» Exercise requirements
Go line by line through the data below and count those that hold "your". Return only the number.

» Element data from apps and pages
○ ○ ○ ○ ○
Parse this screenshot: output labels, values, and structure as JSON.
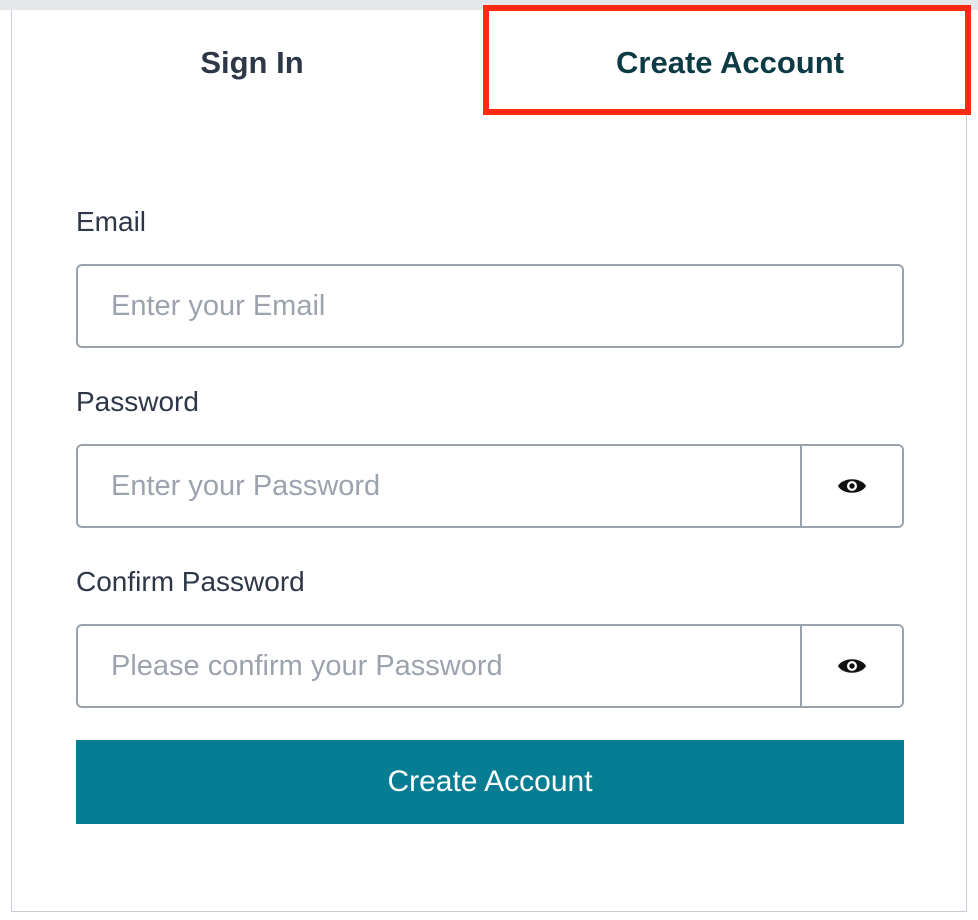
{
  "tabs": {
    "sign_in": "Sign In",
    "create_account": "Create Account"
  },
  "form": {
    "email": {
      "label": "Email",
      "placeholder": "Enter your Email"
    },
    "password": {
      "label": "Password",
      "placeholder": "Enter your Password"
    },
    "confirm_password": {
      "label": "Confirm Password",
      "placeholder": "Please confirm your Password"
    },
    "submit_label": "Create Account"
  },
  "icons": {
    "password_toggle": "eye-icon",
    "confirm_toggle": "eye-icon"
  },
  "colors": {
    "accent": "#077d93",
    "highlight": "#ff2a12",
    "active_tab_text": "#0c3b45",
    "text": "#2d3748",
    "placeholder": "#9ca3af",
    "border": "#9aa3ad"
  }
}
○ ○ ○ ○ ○
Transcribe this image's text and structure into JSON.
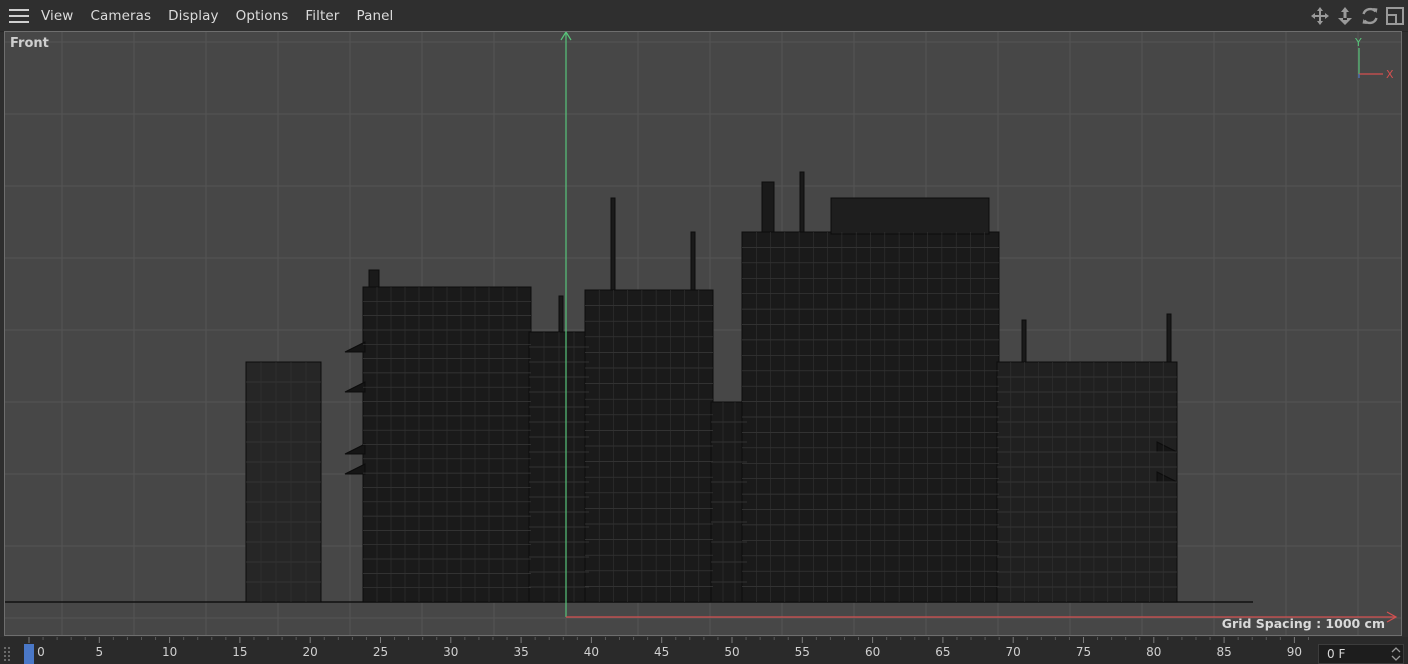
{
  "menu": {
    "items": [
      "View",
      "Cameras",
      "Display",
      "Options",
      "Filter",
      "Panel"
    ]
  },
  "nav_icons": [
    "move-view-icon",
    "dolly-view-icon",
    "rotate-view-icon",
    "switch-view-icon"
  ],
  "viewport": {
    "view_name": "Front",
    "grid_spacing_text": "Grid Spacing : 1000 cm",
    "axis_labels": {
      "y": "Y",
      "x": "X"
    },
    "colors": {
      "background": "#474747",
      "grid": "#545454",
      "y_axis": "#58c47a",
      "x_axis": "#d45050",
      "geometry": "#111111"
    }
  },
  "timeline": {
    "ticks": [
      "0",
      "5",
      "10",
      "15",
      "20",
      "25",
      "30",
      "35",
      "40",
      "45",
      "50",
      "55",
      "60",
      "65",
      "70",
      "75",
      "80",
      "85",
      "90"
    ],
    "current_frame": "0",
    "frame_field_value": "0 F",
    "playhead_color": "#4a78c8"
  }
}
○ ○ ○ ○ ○
» Result
3